TASK Case Manager Whitney Hendrickson knows all too well how important identification is to TASK patrons. In one case, a patron told her that his ID saved his life.
“He told me the cops were going to arrest him,” Hendrickson recalls. “He said, ‘I probably would have died or got sent back to prison. But because I remembered I had that little piece of plastic in my pocket, I was able to pull that out, show them my ID, and it was fine.’ He insisted, ‘You don’t realize what can happen to people without ID – we don’t count. My life counts because you helped me get my ID.’”
Beyond food insecurity, TASK case managers often cite identification as the most pressing problem for patrons. An ID represents opportunity. Access to food stamps, benefits, banking, medical care, housing and employment all require ID.
For many people, a lack of ID presents an inconvenience – some time locating documentation, a couple hours at the DMV and several dollars in fees.
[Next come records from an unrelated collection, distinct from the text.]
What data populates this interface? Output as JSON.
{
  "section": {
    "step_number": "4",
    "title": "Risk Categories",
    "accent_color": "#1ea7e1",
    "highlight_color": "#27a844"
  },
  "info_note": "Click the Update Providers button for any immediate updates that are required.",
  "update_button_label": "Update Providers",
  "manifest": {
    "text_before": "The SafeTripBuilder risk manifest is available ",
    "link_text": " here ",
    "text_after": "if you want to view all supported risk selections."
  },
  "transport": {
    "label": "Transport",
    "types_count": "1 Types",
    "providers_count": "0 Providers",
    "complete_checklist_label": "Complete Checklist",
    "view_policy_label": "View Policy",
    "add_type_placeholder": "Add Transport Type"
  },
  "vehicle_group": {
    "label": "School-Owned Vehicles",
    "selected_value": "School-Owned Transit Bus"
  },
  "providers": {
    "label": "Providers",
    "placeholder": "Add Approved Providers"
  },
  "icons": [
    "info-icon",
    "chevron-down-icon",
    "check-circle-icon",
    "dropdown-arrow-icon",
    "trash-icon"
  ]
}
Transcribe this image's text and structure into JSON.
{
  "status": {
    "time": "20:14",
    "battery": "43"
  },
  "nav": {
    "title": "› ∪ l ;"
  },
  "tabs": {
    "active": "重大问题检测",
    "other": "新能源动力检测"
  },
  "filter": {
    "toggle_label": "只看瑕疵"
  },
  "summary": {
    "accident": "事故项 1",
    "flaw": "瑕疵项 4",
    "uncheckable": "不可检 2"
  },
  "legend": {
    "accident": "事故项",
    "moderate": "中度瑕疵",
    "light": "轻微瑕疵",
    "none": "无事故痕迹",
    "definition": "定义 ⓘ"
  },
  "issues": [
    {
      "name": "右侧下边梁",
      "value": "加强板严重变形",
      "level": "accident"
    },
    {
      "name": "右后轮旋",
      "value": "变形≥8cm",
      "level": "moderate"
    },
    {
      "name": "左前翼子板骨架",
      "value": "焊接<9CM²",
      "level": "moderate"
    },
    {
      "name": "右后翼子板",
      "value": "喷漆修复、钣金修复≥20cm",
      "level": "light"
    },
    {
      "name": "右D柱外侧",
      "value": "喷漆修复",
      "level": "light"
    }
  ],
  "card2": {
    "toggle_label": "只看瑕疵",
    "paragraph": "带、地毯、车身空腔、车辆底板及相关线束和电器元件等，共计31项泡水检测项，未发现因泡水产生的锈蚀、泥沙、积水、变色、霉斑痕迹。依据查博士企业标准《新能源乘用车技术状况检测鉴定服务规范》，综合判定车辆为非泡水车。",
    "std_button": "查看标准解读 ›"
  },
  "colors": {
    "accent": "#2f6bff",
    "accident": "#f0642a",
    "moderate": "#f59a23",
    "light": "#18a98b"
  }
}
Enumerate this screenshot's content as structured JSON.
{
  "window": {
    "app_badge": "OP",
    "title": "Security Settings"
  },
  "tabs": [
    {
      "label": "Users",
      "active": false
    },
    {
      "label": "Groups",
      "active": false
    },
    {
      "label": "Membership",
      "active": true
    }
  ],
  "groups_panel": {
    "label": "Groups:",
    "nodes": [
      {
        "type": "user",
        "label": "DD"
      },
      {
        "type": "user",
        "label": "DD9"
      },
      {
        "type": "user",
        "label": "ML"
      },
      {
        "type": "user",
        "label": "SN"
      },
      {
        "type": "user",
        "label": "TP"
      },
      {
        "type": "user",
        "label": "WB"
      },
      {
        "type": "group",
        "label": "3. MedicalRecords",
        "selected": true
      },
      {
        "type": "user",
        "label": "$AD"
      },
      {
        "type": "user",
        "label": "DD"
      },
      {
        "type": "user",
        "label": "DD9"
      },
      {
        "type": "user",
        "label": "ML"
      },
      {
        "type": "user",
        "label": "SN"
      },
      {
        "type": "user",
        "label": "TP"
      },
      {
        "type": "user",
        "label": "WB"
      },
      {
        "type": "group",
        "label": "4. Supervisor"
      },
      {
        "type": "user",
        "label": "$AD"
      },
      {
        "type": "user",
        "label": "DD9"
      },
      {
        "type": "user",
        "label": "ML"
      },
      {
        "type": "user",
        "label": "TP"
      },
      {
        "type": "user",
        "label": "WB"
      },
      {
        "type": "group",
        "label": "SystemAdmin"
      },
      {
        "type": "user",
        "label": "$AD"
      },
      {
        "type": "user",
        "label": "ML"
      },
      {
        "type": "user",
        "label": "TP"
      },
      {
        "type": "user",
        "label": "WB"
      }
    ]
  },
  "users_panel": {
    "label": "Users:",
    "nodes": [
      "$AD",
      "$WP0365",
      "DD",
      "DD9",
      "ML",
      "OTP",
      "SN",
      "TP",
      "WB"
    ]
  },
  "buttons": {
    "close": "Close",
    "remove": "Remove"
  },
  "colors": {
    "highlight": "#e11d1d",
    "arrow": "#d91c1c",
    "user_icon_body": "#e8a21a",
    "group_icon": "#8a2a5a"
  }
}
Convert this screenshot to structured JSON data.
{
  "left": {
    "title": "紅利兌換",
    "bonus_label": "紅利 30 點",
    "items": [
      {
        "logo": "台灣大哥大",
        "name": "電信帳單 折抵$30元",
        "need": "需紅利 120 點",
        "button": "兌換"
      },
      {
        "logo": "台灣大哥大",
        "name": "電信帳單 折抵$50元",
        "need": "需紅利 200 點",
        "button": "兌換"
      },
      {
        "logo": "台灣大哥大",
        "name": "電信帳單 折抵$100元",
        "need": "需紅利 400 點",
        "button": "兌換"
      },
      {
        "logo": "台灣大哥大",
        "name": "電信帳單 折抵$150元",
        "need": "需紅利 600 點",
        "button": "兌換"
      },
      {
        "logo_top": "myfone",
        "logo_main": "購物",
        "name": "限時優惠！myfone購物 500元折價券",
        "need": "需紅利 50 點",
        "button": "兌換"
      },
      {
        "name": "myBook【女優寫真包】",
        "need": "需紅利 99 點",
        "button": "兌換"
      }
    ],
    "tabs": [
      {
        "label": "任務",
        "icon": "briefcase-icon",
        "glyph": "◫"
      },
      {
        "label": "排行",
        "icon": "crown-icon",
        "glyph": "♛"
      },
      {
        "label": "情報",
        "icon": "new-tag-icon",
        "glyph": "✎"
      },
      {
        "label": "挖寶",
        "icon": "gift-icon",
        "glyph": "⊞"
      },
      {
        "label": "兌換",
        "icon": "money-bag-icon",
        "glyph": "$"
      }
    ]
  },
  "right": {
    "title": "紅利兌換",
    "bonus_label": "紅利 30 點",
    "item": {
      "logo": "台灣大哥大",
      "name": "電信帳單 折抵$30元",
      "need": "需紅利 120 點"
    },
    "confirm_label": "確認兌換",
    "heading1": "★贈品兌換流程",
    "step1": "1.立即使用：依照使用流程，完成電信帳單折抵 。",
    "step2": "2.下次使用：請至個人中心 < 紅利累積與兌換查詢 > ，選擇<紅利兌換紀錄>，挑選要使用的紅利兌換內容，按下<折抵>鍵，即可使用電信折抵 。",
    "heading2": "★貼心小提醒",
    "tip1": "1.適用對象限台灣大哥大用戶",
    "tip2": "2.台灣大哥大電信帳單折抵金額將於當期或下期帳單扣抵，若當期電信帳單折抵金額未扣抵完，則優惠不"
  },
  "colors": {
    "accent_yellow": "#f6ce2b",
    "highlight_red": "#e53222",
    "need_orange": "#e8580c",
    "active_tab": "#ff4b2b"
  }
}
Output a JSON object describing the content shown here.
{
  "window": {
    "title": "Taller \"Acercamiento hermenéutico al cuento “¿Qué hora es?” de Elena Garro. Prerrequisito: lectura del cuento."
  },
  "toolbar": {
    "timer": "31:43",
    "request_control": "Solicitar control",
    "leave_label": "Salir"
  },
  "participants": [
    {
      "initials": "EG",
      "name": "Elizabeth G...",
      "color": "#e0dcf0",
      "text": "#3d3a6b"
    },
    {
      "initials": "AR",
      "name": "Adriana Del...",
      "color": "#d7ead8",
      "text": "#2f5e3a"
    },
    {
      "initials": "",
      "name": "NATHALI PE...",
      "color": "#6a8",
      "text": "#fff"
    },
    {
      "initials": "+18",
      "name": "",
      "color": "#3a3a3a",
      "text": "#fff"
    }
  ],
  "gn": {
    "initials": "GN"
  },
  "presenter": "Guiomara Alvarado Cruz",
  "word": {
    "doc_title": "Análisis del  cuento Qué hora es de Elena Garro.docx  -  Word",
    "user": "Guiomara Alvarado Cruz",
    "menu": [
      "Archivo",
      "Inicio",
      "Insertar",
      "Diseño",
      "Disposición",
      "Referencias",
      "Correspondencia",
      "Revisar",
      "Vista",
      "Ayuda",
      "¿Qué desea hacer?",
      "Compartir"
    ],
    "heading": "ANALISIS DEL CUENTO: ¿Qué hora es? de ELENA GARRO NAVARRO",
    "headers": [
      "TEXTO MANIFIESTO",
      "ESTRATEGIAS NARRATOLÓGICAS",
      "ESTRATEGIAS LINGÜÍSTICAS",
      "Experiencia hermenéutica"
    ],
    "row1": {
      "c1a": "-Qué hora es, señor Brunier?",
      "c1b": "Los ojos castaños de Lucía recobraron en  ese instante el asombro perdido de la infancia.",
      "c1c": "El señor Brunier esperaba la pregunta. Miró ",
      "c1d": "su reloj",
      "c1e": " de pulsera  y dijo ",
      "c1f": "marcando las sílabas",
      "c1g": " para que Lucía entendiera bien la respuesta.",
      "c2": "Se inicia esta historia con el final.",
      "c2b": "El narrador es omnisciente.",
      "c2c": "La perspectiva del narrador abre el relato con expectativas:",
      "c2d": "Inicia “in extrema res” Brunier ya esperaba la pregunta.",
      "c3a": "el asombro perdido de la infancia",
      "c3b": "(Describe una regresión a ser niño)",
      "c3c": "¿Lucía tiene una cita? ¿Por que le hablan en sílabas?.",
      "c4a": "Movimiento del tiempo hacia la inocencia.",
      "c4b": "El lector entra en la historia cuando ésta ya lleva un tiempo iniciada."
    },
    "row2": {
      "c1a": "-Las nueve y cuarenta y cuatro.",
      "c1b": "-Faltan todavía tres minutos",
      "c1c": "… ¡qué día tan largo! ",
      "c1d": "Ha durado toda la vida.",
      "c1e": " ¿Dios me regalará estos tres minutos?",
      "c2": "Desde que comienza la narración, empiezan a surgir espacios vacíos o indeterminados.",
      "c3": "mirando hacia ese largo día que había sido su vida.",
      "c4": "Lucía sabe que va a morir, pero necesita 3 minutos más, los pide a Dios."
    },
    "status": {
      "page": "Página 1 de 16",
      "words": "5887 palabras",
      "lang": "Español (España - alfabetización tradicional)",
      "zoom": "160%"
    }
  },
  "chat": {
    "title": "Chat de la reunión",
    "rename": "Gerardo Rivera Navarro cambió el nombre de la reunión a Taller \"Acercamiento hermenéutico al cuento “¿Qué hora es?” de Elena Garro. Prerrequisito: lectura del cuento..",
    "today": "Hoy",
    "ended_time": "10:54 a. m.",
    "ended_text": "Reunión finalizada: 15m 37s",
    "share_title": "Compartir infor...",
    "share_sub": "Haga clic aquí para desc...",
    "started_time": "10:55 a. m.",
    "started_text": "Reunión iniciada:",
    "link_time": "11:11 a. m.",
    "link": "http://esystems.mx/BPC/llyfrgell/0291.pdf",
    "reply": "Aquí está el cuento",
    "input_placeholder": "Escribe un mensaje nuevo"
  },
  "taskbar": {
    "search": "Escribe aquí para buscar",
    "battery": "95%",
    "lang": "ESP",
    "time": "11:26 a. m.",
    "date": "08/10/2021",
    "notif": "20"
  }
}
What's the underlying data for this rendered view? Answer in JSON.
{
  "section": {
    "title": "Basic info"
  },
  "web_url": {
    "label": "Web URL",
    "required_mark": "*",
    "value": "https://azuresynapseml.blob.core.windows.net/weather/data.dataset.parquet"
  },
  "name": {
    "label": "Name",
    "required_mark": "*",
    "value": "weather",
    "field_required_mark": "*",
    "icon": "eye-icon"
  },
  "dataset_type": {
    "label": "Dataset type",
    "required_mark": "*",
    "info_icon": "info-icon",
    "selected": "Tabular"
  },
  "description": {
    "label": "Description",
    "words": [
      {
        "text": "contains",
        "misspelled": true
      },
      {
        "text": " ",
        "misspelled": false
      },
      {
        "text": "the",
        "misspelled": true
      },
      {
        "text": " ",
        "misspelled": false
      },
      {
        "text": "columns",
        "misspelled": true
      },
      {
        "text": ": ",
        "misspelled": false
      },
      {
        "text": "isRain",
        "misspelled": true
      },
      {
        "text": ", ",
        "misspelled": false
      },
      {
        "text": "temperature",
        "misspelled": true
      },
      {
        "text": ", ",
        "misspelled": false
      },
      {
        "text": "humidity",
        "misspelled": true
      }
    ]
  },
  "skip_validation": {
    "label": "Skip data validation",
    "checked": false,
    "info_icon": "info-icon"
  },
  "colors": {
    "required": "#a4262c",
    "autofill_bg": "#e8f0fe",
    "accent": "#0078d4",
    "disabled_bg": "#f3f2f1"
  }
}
For many TASK patrons, a lack of ID presents a nearly impassible hurdle, and the documentation required often presents a formidable barrier.
“You basically need ID to get an ID,” says Julie Janis, TASK Coordinator of Social Services. “It’s a vicious cycle, and it’s about to get more challenging.”
In New Jersey, a person must pass the 6 Points of ID Verification as required by the New Jersey Motor Vehicle Commission. Applicants must submit at least one document weighted four points and some other combination of documents weighted at lesser points. Of those four-point documents, nearly each one requires some official certificate of birth or citizenship – documents that patrons often don’t have in their possession. In addition, New Jersey will soon require proof of residency – proof that typically requires an ID to procure, and a requirement that is nearly impossible for homeless patrons to provide.
“Anyone could lose their ID, but most of us can get it back relatively easily,” Hendrickson explains. “But when you don’t have support, which is the case for many of our patrons, everything can fall apart fast.”
It’s the main reason TASK has taken the lead on the Mercer County ID Project, a partnership that will help TASK patrons and clients from other local agencies get the identification they need. The project, funded by the Mercer County Department of Human Services, will benefit the homeless and unsheltered, for whom lack of identification is prevalent.
The ID Project also includes a new hire – an identification specialist who will be based at TASK, but shared by a partnership of Trenton nonprofits – navigating the complex, time-consuming process for all.
For patrons born out-of-state, the process takes even longer. Hendrickson tells numerous stories about endless internet searches and phone calls to agencies across the U.S. in pursuit of patrons’ birth certificates, one of the simplest ways to satisfy the four-point requirement.
The search for Woodrow Gilliarod’s birth certificate took them to Mecklenburg, North Carolina. The 81-year-old military veteran wanted to collect his pension and military benefits so he could relocate to a new apartment with his severely disabled wife. Gilliarod was born at home to illiterate parents in 1941 – a time when birth certificates were not yet standardized across the United States. Additionally, his parents spelled his name one way on his birth certificate but another way when they registered him for school, so his records were inconsistent. Shutdowns caused by COVID-19 have complicated the process even further.
Eventually, case managers were able to use his wife’s identification to get him his pension and move the couple into a new space. After more than a year, Mr. Gilliarod is still waiting for his official birth certificate, preventing him from obtaining an ID. Fortunately, with TASK’s help, the process is inching forward.
TASK started obtaining identification for patrons 19 years ago. While the pandemic slowed requests last year, TASK has handled up to 700 requests in a given year.
“Over time the TASK staff has become pretty adept at managing this process, so taking on the County ID Project was a natural fit for us,” TASK Executive Director Joyce E. Campbell explains. “We’ve seen first-hand how getting the right identification can be life-changing for our patrons. The overall goal is to stream-line this process and get more people what they need to take the next steps toward self-sufficiency.”